Arnon, was Josh your only plan? Were you screwed if he said no?
AS – The way this developed doesn’t connect with the way that question is framed. What happened was that after each film festival screening, there was a Q&A, and the first question would always be, “Wow that was great, where’s the rest of the story?” And I would say, “Pirate movies are expensive, but if you pull out your checkbook”…and people would laugh. I started to wonder: all these people want to know what the rest of the story is – I should probably figure it out for myself! So I wrote out a few pages, a treatment, something where if lightning strikes a second time, this is the story I would want to tell. I knew it was very unlikely, so I started to think of other ways, other mediums to get the story out there. The idea of comics swam through my mind, and I thought, “This could be really interesting, what if this was a graphic novel”. But I had no idea how they are made, what the process is, how to do it – no idea. So I asked around for advice.
Around the time the second anthology that Josh was published in came out, I saw his post on Facebook about it. And I realized, “Oh my gosh, here’s this guy I’ve known for a decade, I had no idea that he illustrates comics”. I knew him as the camp guy. So I reached out to Josh and said, “I’d like to pick your brains, I’m curious how comics work.” So we came very organically to the conclusion that we should try to see if we could get Toledano as a graphic novel off the ground. So the decision to make this book really emerged collaboratively out of a conversation that was more broadly about graphic novels in general, how they happen, what stories might work, and what the process looks like. So I was never actually considering other artists, because I didn’t even know where to begin; and Josh was really excited about it, so I decided let’s let Josh guide me through this…and it worked, and we have a book now!
I love that answer. What do you think you would have done if he didn’t offer to collaborate?
AS – I think I really needed a collaborator to get this done, even if I didn’t realize that right away. So in that sense I got really lucky, because it turns out Josh is an excellent collaborator. We’ve had a strong and enriching partnership over the last few years.

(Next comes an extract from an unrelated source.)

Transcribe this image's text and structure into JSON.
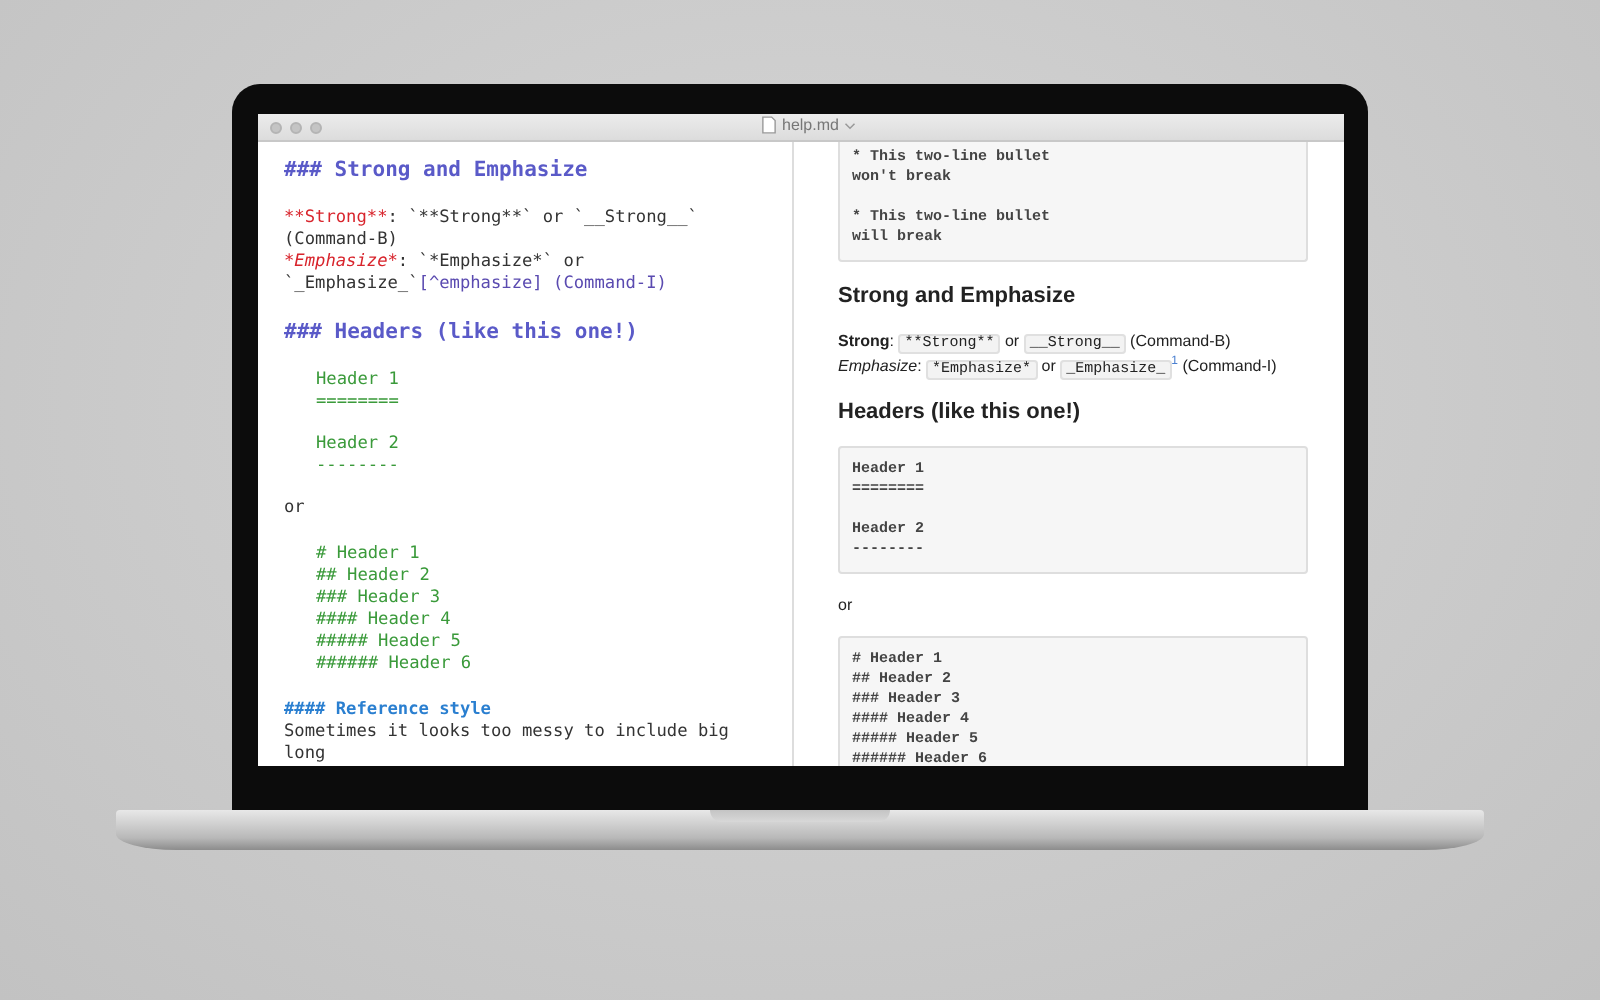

I don’t know that I would have known that that’s what I needed, so who knows where this could have gone if not for this strange Facebook kismet that happened.
JE – I think we both got very lucky with our partnership.